US support for Osama Bin Laden during the 1980s jihad against the Soviet occupation of Afghanistan is the best-known example of ‘blow-back’, but Curtis complains that Britain’s part in fostering Islamist terrorism has been left out of the account. This collusion, he asserts, has had more impact on the rise of the terrorist threat to the UK than either British tolerance of radical preachers or its recent occupations of Muslim countries.
While Curtis is right to scrutinise UK policy with more scepticism than is usual in the mainstream media, the way he marshals his evidence is often flawed. Random press clippings are cited as fact even when the quoted reporter has no strong proof or no strong reputation for accuracy. Partisan sources are sometimes used unquestioningly.
A case in point is the assertion that around 2,500 Afghan fighters took part on the Azeri side against the Armenians in the war over Nagorno-Karabakh in 1993. Curtis bases this on ‘Russian intelligence’, a notoriously unreliable source. He further claims that this large contingent took high casualties, though one might have thought reporters or others on the ground would have run into at least a few wounded prisoners or dead fighters and thereby found evidence to uphold such an unlikely claim.
On Kosovo he relies heavily on two writers who are passionate supporters of the Serbian side in order to assert that the Bosnian government ‘and its Islamist sponsors’ had been actively preparing to assault the Serbs, this time in Kosovo, as soon as the Bosnian war was over. Curtis is loose in describing the Kosovo Liberation Army (KLA) as having the goal of a Greater Albania. That was the position of some, but not all its leaders.
At times he describes the KLA with apparent sympathy as a mixture of nationalist intellectuals, influential local families and radical young people, but then condemns its assassination of Serbian civilians and Albanian collaborators. Virtually every resistance or national liberation movement has done similar things, even if its basic cause was just, which is partly why Britain and the US called the KLA a ‘terrorist organisation’ even as they supported its objective of throwing off Serbian rule.

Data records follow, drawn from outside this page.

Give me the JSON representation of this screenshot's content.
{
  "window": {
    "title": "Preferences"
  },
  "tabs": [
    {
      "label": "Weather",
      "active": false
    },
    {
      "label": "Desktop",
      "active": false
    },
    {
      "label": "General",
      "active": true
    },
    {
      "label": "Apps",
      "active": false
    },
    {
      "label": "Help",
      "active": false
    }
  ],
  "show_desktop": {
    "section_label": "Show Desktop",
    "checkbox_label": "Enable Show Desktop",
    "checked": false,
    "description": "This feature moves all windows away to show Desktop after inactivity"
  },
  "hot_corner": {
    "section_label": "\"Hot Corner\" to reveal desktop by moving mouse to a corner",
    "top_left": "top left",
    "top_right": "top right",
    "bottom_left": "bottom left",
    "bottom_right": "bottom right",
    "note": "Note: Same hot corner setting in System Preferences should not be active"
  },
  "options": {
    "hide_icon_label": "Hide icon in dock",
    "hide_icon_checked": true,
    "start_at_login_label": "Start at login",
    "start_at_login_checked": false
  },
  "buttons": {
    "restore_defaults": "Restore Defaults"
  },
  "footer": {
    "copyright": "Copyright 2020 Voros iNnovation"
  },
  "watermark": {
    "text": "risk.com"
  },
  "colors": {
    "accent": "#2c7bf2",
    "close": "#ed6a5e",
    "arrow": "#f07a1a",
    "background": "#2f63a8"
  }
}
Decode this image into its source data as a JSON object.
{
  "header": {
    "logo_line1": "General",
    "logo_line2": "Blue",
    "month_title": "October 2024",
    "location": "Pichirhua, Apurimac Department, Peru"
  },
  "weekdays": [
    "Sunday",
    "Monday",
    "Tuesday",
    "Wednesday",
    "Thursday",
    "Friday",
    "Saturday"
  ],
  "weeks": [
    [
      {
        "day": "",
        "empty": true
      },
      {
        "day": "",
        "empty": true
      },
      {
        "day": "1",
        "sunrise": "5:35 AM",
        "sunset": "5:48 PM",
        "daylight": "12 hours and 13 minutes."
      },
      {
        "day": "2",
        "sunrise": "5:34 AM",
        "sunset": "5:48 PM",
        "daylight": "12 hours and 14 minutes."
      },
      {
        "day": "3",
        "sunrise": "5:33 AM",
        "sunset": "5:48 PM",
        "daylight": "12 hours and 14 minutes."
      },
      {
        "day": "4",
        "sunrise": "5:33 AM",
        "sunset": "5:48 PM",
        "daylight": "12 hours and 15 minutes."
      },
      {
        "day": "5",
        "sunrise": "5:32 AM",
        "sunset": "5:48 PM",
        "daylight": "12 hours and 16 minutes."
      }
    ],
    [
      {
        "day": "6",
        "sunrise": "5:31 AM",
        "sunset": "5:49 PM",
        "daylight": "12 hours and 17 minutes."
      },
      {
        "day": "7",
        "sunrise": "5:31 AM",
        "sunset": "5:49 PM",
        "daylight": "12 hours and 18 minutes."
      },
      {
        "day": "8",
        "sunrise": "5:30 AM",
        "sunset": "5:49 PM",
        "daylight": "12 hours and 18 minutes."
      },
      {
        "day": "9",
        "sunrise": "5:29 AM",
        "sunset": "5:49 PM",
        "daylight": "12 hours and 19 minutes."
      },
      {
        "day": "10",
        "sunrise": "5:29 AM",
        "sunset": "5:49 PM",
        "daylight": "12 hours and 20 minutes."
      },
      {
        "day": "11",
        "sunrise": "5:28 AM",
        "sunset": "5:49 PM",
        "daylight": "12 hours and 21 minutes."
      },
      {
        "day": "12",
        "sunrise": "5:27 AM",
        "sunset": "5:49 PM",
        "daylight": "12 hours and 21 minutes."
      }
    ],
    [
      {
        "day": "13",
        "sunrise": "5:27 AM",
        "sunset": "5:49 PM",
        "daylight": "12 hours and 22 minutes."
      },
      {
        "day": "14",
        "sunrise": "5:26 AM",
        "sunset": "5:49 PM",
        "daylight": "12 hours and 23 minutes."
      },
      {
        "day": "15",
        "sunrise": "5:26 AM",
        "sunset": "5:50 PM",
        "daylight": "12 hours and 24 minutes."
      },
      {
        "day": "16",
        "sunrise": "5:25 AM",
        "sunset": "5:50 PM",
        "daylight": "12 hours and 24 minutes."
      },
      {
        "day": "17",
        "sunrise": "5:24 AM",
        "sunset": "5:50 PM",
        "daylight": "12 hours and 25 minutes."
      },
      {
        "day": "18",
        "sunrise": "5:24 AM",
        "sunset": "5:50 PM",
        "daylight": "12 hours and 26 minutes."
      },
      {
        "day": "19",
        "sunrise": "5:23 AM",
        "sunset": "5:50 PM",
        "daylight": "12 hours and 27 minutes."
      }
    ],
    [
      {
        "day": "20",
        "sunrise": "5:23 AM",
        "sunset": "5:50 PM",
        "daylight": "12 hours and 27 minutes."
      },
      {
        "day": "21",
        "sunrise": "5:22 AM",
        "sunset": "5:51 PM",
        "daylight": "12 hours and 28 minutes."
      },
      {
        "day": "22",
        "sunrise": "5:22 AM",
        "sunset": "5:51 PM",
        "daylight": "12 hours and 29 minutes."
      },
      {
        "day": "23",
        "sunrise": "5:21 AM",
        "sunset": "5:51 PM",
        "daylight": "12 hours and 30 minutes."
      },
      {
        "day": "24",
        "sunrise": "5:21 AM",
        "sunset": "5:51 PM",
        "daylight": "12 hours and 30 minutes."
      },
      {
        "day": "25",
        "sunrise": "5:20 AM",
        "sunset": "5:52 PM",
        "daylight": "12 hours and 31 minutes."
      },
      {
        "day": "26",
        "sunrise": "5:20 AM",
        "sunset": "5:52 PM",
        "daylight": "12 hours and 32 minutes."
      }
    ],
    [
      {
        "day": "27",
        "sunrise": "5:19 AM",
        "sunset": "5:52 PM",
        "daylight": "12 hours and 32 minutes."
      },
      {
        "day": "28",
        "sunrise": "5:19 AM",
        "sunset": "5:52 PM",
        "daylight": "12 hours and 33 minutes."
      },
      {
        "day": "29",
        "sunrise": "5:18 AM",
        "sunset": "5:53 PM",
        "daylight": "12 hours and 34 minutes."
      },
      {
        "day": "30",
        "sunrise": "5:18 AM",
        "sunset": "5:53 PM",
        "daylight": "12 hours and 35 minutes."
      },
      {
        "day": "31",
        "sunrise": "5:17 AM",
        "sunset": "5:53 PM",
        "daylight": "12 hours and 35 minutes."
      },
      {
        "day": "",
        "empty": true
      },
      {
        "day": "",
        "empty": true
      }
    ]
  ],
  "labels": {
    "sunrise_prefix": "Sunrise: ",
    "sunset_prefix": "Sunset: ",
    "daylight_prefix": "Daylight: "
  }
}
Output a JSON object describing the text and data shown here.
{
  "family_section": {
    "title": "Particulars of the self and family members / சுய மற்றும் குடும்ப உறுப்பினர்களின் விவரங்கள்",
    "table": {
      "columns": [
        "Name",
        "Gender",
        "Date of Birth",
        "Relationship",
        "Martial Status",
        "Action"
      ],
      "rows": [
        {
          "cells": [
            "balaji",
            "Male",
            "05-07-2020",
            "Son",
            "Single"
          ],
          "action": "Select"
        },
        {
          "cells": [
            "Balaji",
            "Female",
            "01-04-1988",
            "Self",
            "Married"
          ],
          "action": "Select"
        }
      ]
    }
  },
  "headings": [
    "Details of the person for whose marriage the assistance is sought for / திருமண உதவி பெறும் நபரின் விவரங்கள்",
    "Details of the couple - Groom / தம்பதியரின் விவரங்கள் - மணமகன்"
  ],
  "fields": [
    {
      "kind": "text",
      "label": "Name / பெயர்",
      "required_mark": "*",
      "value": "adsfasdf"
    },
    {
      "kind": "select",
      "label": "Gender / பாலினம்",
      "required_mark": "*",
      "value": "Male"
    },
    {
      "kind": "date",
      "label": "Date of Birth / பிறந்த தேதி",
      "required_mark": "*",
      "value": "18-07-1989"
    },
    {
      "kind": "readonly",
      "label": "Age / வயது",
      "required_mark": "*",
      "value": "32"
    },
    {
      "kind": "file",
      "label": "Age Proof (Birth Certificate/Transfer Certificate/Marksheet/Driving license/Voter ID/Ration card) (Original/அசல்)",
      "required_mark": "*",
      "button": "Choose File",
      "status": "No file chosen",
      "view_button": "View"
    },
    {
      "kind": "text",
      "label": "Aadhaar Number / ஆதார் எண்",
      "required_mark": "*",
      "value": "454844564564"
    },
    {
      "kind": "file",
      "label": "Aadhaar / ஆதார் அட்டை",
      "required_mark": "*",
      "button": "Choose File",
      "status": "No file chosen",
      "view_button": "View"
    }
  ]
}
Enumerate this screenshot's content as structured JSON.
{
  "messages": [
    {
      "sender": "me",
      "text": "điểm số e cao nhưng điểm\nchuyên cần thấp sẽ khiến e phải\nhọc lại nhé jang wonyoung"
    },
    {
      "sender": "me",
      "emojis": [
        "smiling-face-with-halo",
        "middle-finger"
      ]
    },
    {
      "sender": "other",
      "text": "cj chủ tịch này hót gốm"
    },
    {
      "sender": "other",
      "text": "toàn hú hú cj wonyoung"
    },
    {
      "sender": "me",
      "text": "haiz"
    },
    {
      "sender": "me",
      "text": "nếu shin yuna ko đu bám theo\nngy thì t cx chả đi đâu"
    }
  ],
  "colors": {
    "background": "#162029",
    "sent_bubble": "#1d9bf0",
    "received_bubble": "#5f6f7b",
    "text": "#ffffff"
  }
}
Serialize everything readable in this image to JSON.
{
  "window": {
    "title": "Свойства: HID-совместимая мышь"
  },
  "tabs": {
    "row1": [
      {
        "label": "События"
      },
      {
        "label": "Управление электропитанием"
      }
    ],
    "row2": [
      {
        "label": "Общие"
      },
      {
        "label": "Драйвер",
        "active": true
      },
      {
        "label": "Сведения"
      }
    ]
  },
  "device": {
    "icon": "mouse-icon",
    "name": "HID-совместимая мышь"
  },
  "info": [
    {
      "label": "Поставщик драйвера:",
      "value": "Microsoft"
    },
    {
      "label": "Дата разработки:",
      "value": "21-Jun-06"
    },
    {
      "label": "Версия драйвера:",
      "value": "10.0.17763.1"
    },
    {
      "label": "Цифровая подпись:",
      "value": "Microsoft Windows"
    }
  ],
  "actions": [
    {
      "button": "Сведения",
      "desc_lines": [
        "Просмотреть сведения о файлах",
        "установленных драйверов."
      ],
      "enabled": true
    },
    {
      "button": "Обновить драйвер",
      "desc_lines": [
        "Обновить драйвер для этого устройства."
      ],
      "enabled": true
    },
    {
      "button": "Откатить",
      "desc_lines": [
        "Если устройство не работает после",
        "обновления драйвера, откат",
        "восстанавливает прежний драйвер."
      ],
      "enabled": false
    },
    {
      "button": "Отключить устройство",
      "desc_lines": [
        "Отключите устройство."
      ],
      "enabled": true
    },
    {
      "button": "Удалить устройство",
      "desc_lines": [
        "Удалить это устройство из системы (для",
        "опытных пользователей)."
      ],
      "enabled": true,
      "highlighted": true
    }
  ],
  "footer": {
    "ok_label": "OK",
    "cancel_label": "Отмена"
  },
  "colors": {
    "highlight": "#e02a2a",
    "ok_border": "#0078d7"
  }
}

The moral complexities that arise from expediency and short-term pragmatism are well-explained in Curtis’s account of the debates in the Foreign Office over whether to have contact with the Muslim Brotherhood in Egypt as the main opposition to Mubarak. They are not laid out so clearly when it comes to Britain’s role in Basra after the 2003 invasion. He accuses the British of ‘handing’ southern Iraq to the militias. Others might argue this was good, since the parties that run the militias won the 2005 elections. Was Britain to ignore their popularity, instead of doing what it eventually did in conducting a phased withdrawal to barracks, then to Basra airport, and finally out of Iraq altogether?
The fact that Britain has for decades fostered good relations with Saudi Arabia and Pakistan’s intelligence service (ISI), two of the major funders of Islamist extremism, including terrorism, in Afghanistan, central Asia and the Middle East, is no secret. Yet it stretches the point to suggest that Britain shares the blame for what these regimes do because it ‘acquiesces’ in it by not breaking contact.
We are right to be angry at the hypocrisy and deception that underlie many of the policies conducted in our name, and it is important that they be exposed so we can judge their wisdom clearly. But to expect any state to conduct an ethical foreign policy is a false hope.